    • art thiel

      Will you allow just a single problem per presentation, your honor?

  • 2nd place is 1st loser

    The Hawks have been notorious for shopping at the Family Dollar store for O-linemen. They have a gazillion dollar asset in #3 yet continue to place little to no emphasis on the OL. For the amount of pressure that’s put upon Russell week in and week out and literally running for his life. It’s mind boggling as to how he’s escaped serious injury from being run over practically every game. It’s simply just a matter of time before he and the Hawks run out of luck if there isn’t some real effort put into putting a competent OL around him.

    • art thiel

      You can get cool stuff at the Dollar Store. You can spend all day in Bellevue Square and never find a tackle who leads the NFL in penalties.

  • Stephen Pitell

    Rookie of the Year, 3rd round pick Lewis, right guard for the Hawks. We’ve seen our backups perform well in games, so if they can’t win a starting job, then the guys who beat them out must be fairly capable.

    OL statistics are inherently intertwined with the QB’s play. Wilson extends plays in unpredictable ways that makes it hard on the linemen to protect him. I judge our OL on running statistics more than pass protection statistics. I’m hoping our running game performs up to the level they performed at just prior to Carson and Penny getting hurt.

    Our running game was starting to percolate. I have hopes that this year will be one of our best ever. Art can piss on our parade all he wants. He’s good at it. I just hope he is wrong this time.

    • art thiel

      Better your shoes are wet than mine.

  • woofer

    Lots of burly beef available every morning at the Soho Home Depot parking lot. Get there early and take your pick. Time to bring back Tom the Cable Guy. He’ll get it done.

    • art thiel

      How about we send one of the HD guys over to your place to trim the rhetoric?

  • jafabian

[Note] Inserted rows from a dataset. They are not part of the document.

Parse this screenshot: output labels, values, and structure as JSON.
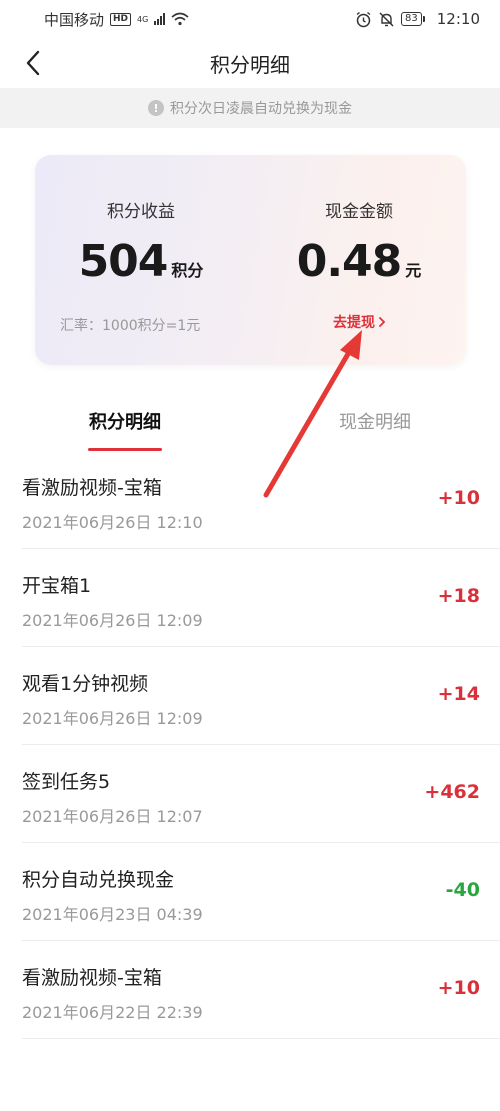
{
  "status_bar": {
    "carrier": "中国移动",
    "hd": "HD",
    "network": "4G",
    "battery": "83",
    "time": "12:10"
  },
  "nav": {
    "title": "积分明细"
  },
  "notice": {
    "text": "积分次日凌晨自动兑换为现金"
  },
  "summary": {
    "points_label": "积分收益",
    "points_value": "504",
    "points_unit": "积分",
    "cash_label": "现金金额",
    "cash_value": "0.48",
    "cash_unit": "元",
    "rate_text": "汇率：1000积分=1元",
    "withdraw_label": "去提现"
  },
  "tabs": [
    {
      "label": "积分明细",
      "active": true
    },
    {
      "label": "现金明细",
      "active": false
    }
  ],
  "records": [
    {
      "title": "看激励视频-宝箱",
      "time": "2021年06月26日 12:10",
      "amount": "+10"
    },
    {
      "title": "开宝箱1",
      "time": "2021年06月26日 12:09",
      "amount": "+18"
    },
    {
      "title": "观看1分钟视频",
      "time": "2021年06月26日 12:09",
      "amount": "+14"
    },
    {
      "title": "签到任务5",
      "time": "2021年06月26日 12:07",
      "amount": "+462"
    },
    {
      "title": "积分自动兑换现金",
      "time": "2021年06月23日 04:39",
      "amount": "-40"
    },
    {
      "title": "看激励视频-宝箱",
      "time": "2021年06月22日 22:39",
      "amount": "+10"
    }
  ],
  "colors": {
    "accent": "#e0303a",
    "positive": "#d9303a",
    "negative": "#2aa63f",
    "annotation_arrow": "#e53935"
  },
  "icons": {
    "back": "chevron-left-icon",
    "info": "info-icon",
    "withdraw": "chevron-right-icon",
    "wifi": "wifi-icon",
    "alarm": "alarm-icon",
    "mute": "bell-off-icon"
  }
}
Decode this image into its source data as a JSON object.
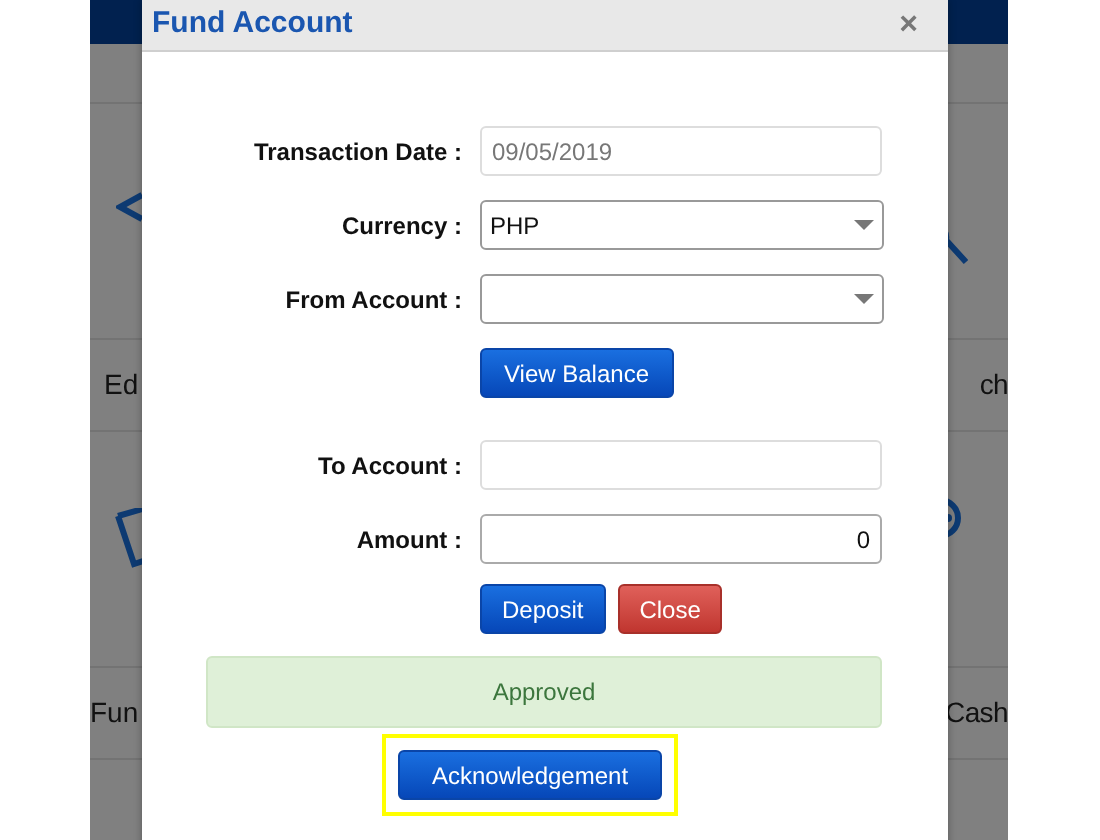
{
  "background": {
    "rows": [
      {
        "left": "Ed",
        "right": "ch"
      },
      {
        "left": "Fun",
        "right": "Cash"
      }
    ]
  },
  "modal": {
    "title": "Fund Account",
    "close": "×",
    "fields": [
      {
        "kind": "input",
        "label": "Transaction Date :",
        "value": "09/05/2019",
        "disabled": true
      },
      {
        "kind": "select",
        "label": "Currency :",
        "value": "PHP"
      },
      {
        "kind": "select",
        "label": "From Account :"
      },
      {
        "kind": "button",
        "label": "View Balance"
      },
      {
        "kind": "input",
        "label": "To Account :",
        "disabled": true
      },
      {
        "kind": "input",
        "label": "Amount :",
        "value": "0",
        "numeric": true,
        "disabled": false
      }
    ],
    "buttons": [
      {
        "label": "Deposit",
        "kind": "primary"
      },
      {
        "label": "Close",
        "kind": "danger"
      }
    ],
    "alert": "Approved",
    "acknowledgement": {
      "label": "Acknowledgement",
      "highlighted": true
    }
  }
}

    NBC Sports reported that the Hawks brought in Britt for a visit. If he hasn’t been picked up by a team then he is most likely still injured and won’t be able to play at the beginning of the season. However since the season isn’t a guarantee and the line is thin why not? Especially when there’s no veteran on the waiver or available for a trade right now? If anything when he can play he brings in depth. Be cool to bring him and Paul Richardson back who was also reported talking to the Hawks.

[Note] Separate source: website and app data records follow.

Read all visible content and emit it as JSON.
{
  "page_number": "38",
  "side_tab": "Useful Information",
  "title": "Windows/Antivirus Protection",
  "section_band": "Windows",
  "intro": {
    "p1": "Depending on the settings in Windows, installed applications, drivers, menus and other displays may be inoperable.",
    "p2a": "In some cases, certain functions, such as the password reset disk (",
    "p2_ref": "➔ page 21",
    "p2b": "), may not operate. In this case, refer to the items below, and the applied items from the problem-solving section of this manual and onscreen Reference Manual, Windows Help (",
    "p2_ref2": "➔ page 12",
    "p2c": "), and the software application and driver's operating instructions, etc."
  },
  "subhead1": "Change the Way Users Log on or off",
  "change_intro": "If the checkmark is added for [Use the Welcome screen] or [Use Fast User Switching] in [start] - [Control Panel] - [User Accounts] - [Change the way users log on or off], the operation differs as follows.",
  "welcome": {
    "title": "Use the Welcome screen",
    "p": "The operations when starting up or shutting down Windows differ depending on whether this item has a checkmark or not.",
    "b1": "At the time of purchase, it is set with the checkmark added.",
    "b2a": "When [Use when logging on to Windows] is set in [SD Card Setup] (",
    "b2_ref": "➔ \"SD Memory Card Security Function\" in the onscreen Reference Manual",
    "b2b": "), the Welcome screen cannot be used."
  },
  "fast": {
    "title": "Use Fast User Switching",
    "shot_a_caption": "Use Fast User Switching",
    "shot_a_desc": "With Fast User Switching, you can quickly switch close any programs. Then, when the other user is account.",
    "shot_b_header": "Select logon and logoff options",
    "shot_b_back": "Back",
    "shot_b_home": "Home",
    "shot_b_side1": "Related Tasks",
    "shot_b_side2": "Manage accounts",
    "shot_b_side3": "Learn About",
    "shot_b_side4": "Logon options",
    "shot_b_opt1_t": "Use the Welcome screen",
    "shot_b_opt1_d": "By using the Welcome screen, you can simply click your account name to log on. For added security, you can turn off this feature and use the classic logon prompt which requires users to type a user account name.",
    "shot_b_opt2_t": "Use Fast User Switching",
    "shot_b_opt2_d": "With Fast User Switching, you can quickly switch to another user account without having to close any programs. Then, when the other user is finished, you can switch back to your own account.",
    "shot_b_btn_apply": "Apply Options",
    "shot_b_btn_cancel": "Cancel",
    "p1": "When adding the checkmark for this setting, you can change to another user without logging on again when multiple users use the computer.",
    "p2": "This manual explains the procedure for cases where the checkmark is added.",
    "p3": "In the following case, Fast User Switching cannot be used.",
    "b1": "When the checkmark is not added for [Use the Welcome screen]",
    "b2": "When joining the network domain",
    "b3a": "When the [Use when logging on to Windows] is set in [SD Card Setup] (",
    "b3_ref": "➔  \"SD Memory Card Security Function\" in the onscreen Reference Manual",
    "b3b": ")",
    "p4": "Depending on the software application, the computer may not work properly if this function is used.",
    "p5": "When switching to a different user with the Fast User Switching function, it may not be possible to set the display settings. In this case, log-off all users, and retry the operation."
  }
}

    • art thiel

      Britt and Richardson would be inexpensive additions. Before the Seahawks cut him mostly for salary reasons, Britt was making good rehab progress, Carroll said. I think they’re uneasy about both Pocic and Finney.

  • BD

    Every NFL Head Coach seems to have an Achilles Heel when it comes to a particular position. Holmgren’s Achilles Heel positions were Middle Linebacker and Receiver. Holmgren was hapless at filling both of these position groups until he stumbled into Lofa Tatupu, whose small body size couldn’t take the pounding but his brain could play some ball. And Matt Hasselbeck’s career would have gone very differently if Holmgren had given him somebody decent to throw the ball to that could actually catch (remember Koren Robinson, the one eyeballed receiver, who seemed to drop everything he touched? Well, duh, he had one working eye and no depth perception but Holmgren started him for four seasons). Bobby Engram was about as good as the Holmgren Seahawk’s receiving group got. But man could Holmgren pick and teach Offensive Lineman. Pete Carroll? Not so much.

    Carroll’s Achilles Heel was leaning too heavily on the talent assessment and teaching skills of Tom Cable. Which is why I’m not holding out a whole lot of hope of Ethan Pocic becoming a viable player. Tom Cable’s O Line draft choices set the Seahawks back a decade and they are just now recovering from it…maybe (it should also be noted that the NFL changed the rules on the chop block a few years into Cable’s tenure with the ‘Hawks, his bread and butter, and he never recovered).

    • art thiel

      In slight defense of the Seahawks, almost every team has O-line problems because of the college game’s changes. It’s hardest unit to fill in pro ball.

      Remember the great Rams O-line two years ago? Gone. Done. Age and free agency.

      But Pete/John overreached on Carpenter, Moffitt, Ifedi and other draftees. I do think Lewis is the real deal. Drew Nowak . . . still not over that one.